#### [Required work]
Once the pictures have been excluded, set down each remaining entry word for word.

#### [Dataset rows describing interfaces]
──────────────────────────────

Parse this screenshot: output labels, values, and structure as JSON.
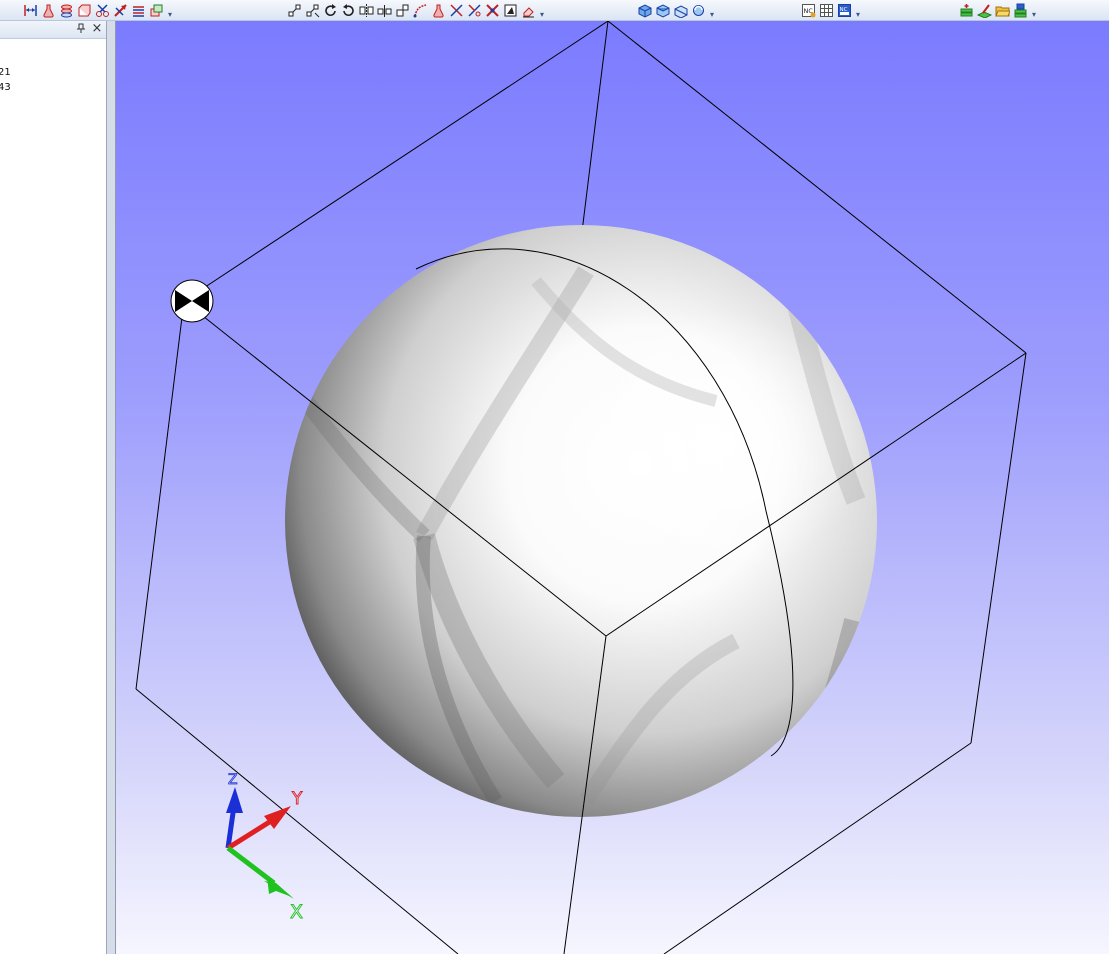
{
  "toolbar": {
    "groups": [
      {
        "id": "g1",
        "icons": [
          "dimension-icon",
          "flask-icon",
          "cylinder-stack-icon",
          "box-icon",
          "scissors-icon",
          "arrow-cut-icon",
          "layers-icon",
          "stack-boxes-icon"
        ]
      },
      {
        "id": "g2",
        "icons": [
          "node-add-icon",
          "node-remove-icon",
          "rotate-icon",
          "rotate-ccw-icon",
          "mirror-icon",
          "mirror-plane-icon",
          "scale-icon",
          "curve-icon",
          "flask-tool-icon",
          "cut-line-icon",
          "trim-icon",
          "cross-cut-icon",
          "frame-icon",
          "erase-icon"
        ]
      },
      {
        "id": "g3",
        "icons": [
          "view-iso-icon",
          "view-top-icon",
          "view-side-icon",
          "view-rotate-icon"
        ]
      },
      {
        "id": "g4",
        "icons": [
          "nc-icon",
          "grid-table-icon",
          "nc-export-icon"
        ]
      },
      {
        "id": "g5",
        "icons": [
          "add-layer-icon",
          "pencil-plane-icon",
          "open-folder-icon",
          "save-stack-icon"
        ]
      }
    ]
  },
  "side_panel": {
    "pin_glyph": "ᵖ",
    "close_glyph": "×",
    "items": [
      "21",
      "43"
    ]
  },
  "viewport": {
    "background_top": "#7b7bff",
    "background_bottom": "#f6f6ff",
    "axes": {
      "x_label": "X",
      "y_label": "Y",
      "z_label": "Z",
      "x_color": "#1fc21f",
      "y_color": "#e02020",
      "z_color": "#1a2fd6"
    }
  }
}
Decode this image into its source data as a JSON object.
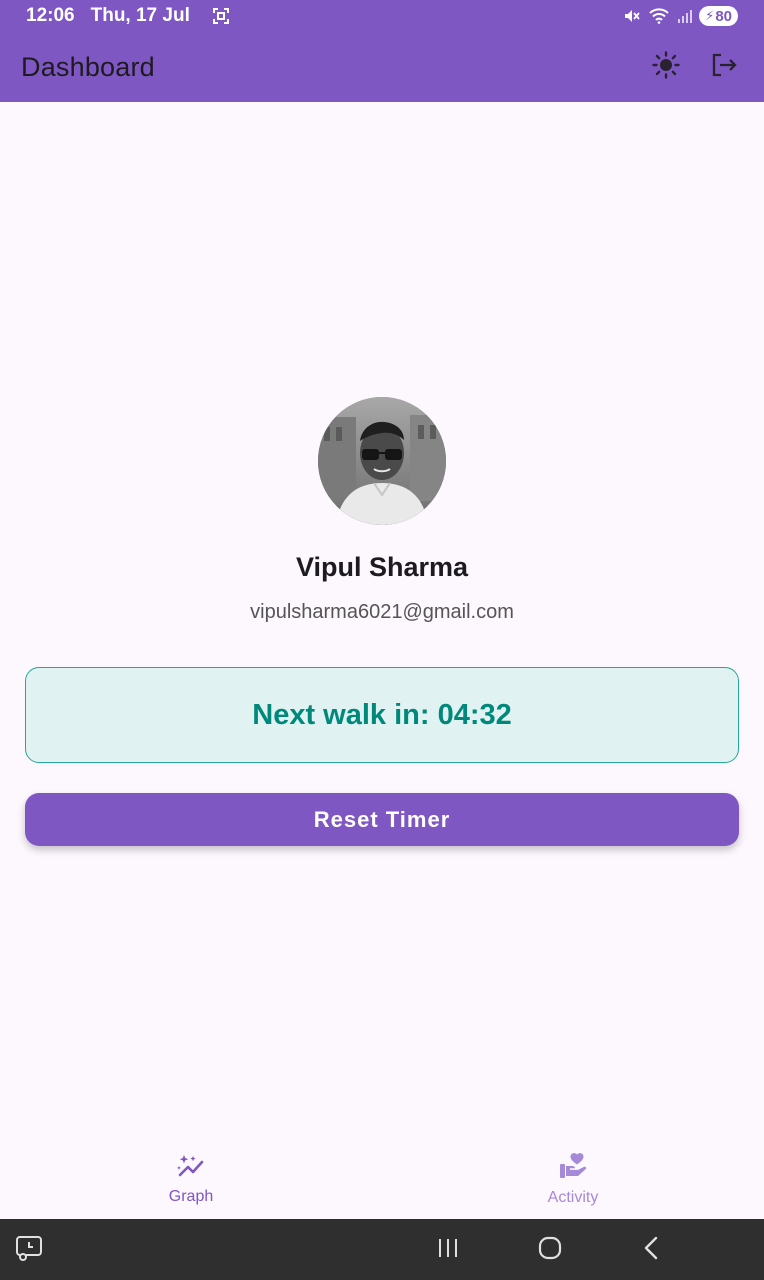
{
  "status_bar": {
    "time": "12:06",
    "date": "Thu, 17 Jul",
    "battery": "80",
    "icons": [
      "screenshot-icon",
      "mute-icon",
      "wifi-icon",
      "signal-icon",
      "battery-icon"
    ]
  },
  "app_bar": {
    "title": "Dashboard",
    "actions": [
      "theme-toggle-icon",
      "logout-icon"
    ]
  },
  "profile": {
    "name": "Vipul Sharma",
    "email": "vipulsharma6021@gmail.com"
  },
  "timer": {
    "text": "Next walk in: 04:32"
  },
  "reset_button": {
    "label": "Reset Timer"
  },
  "bottom_nav": {
    "items": [
      {
        "label": "Graph",
        "icon": "graph-sparkle-icon",
        "active": true
      },
      {
        "label": "Activity",
        "icon": "hand-heart-icon",
        "active": false
      }
    ]
  },
  "system_nav": {
    "buttons": [
      "screen-recorder-icon",
      "recents-icon",
      "home-icon",
      "back-icon"
    ]
  },
  "colors": {
    "primary": "#7e57c2",
    "teal": "#00897b",
    "teal_bg": "#e0f2f1",
    "background": "#fdf7fe"
  }
}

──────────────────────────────

#### [Exercise output]
Parse this screenshot: output labels, values, and structure as JSON.
{
  "toolbar": {
    "groups": [
      {
        "id": "g1",
        "icons": [
          "dimension-icon",
          "flask-icon",
          "cylinder-stack-icon",
          "box-icon",
          "scissors-icon",
          "arrow-cut-icon",
          "layers-icon",
          "stack-boxes-icon"
        ]
      },
      {
        "id": "g2",
        "icons": [
          "node-add-icon",
          "node-remove-icon",
          "rotate-icon",
          "rotate-ccw-icon",
          "mirror-icon",
          "mirror-plane-icon",
          "scale-icon",
          "curve-icon",
          "flask-tool-icon",
          "cut-line-icon",
          "trim-icon",
          "cross-cut-icon",
          "frame-icon",
          "erase-icon"
        ]
      },
      {
        "id": "g3",
        "icons": [
          "view-iso-icon",
          "view-top-icon",
          "view-side-icon",
          "view-rotate-icon"
        ]
      },
      {
        "id": "g4",
        "icons": [
          "nc-icon",
          "grid-table-icon",
          "nc-export-icon"
        ]
      },
      {
        "id": "g5",
        "icons": [
          "add-layer-icon",
          "pencil-plane-icon",
          "open-folder-icon",
          "save-stack-icon"
        ]
      }
    ]
  },
  "side_panel": {
    "pin_glyph": "ᵖ",
    "close_glyph": "×",
    "items": [
      "21",
      "43"
    ]
  },
  "viewport": {
    "background_top": "#7b7bff",
    "background_bottom": "#f6f6ff",
    "axes": {
      "x_label": "X",
      "y_label": "Y",
      "z_label": "Z",
      "x_color": "#1fc21f",
      "y_color": "#e02020",
      "z_color": "#1a2fd6"
    }
  }
}
Decode this image into its source data as a JSON object.
{
  "status_bar": {
    "time": "12:06",
    "date": "Thu, 17 Jul",
    "battery": "80",
    "icons": [
      "screenshot-icon",
      "mute-icon",
      "wifi-icon",
      "signal-icon",
      "battery-icon"
    ]
  },
  "app_bar": {
    "title": "Dashboard",
    "actions": [
      "theme-toggle-icon",
      "logout-icon"
    ]
  },
  "profile": {
    "name": "Vipul Sharma",
    "email": "vipulsharma6021@gmail.com"
  },
  "timer": {
    "text": "Next walk in: 04:32"
  },
  "reset_button": {
    "label": "Reset Timer"
  },
  "bottom_nav": {
    "items": [
      {
        "label": "Graph",
        "icon": "graph-sparkle-icon",
        "active": true
      },
      {
        "label": "Activity",
        "icon": "hand-heart-icon",
        "active": false
      }
    ]
  },
  "system_nav": {
    "buttons": [
      "screen-recorder-icon",
      "recents-icon",
      "home-icon",
      "back-icon"
    ]
  },
  "colors": {
    "primary": "#7e57c2",
    "teal": "#00897b",
    "teal_bg": "#e0f2f1",
    "background": "#fdf7fe"
  }
}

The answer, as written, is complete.